======== Data for processing ========

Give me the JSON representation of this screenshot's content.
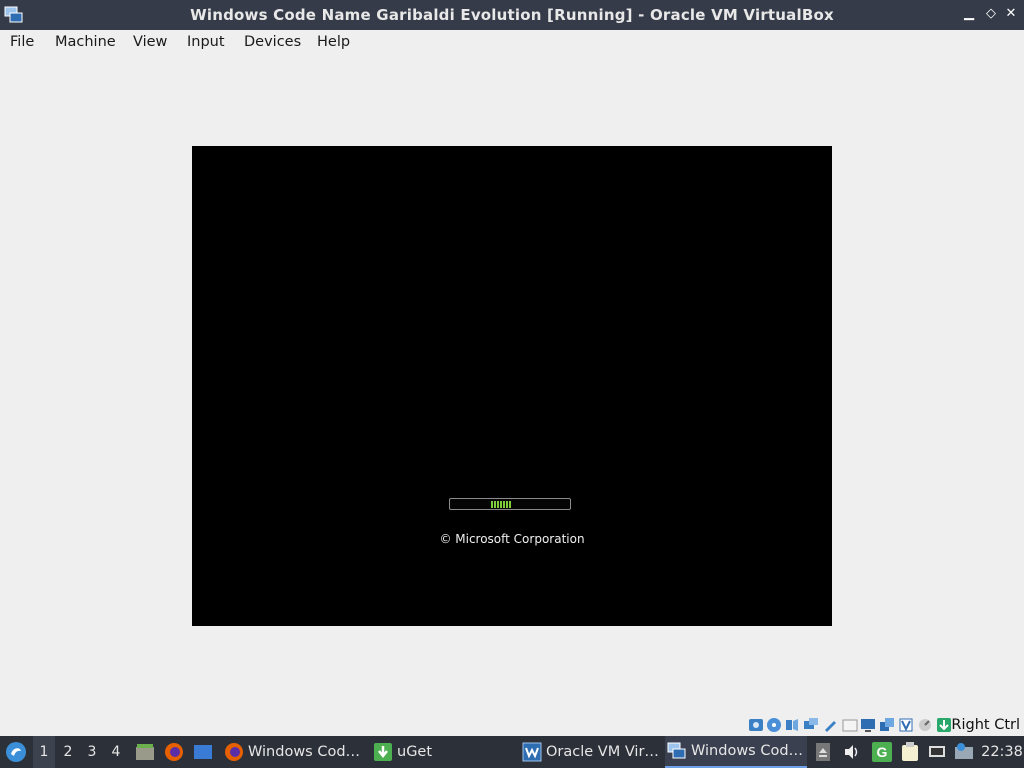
{
  "window": {
    "title": "Windows Code Name Garibaldi Evolution [Running] - Oracle VM VirtualBox",
    "minimize_glyph": "▁",
    "restore_glyph": "◇",
    "close_glyph": "✕"
  },
  "menu": {
    "items": [
      "File",
      "Machine",
      "View",
      "Input",
      "Devices",
      "Help"
    ]
  },
  "vm": {
    "copyright": "© Microsoft Corporation"
  },
  "statusbar": {
    "icons": [
      "hard-disk-icon",
      "optical-drive-icon",
      "audio-icon",
      "network-icon",
      "usb-icon",
      "shared-folders-icon",
      "display-icon",
      "recording-icon",
      "video-capture-icon",
      "cpu-icon",
      "mouse-integration-icon",
      "keyboard-icon"
    ],
    "host_key": "Right Ctrl"
  },
  "taskbar": {
    "workspaces": [
      "1",
      "2",
      "3",
      "4"
    ],
    "active_workspace": "1",
    "launchers": [
      "file-manager-icon",
      "firefox-icon",
      "desktop-icon"
    ],
    "tasks": [
      {
        "label": "Windows Cod…",
        "icon": "firefox-icon"
      },
      {
        "label": "uGet",
        "icon": "uget-icon"
      },
      {
        "label": "Oracle VM Vir…",
        "icon": "virtualbox-manager-icon"
      },
      {
        "label": "Windows Cod…",
        "icon": "virtualbox-vm-icon",
        "active": true
      }
    ],
    "tray_icons": [
      "eject-icon",
      "volume-icon",
      "uget-tray-icon",
      "clipboard-icon",
      "network-tray-icon",
      "updates-icon"
    ],
    "clock": "22:38"
  },
  "colors": {
    "titlebar": "#353b48",
    "taskbar": "#2c3038",
    "progress_green": "#7fcf3a"
  }
}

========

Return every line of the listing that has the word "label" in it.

(Answer below):
        "label": "Windows Cod…",
        "label": "uGet",
        "label": "Oracle VM Vir…",
        "label": "Windows Cod…",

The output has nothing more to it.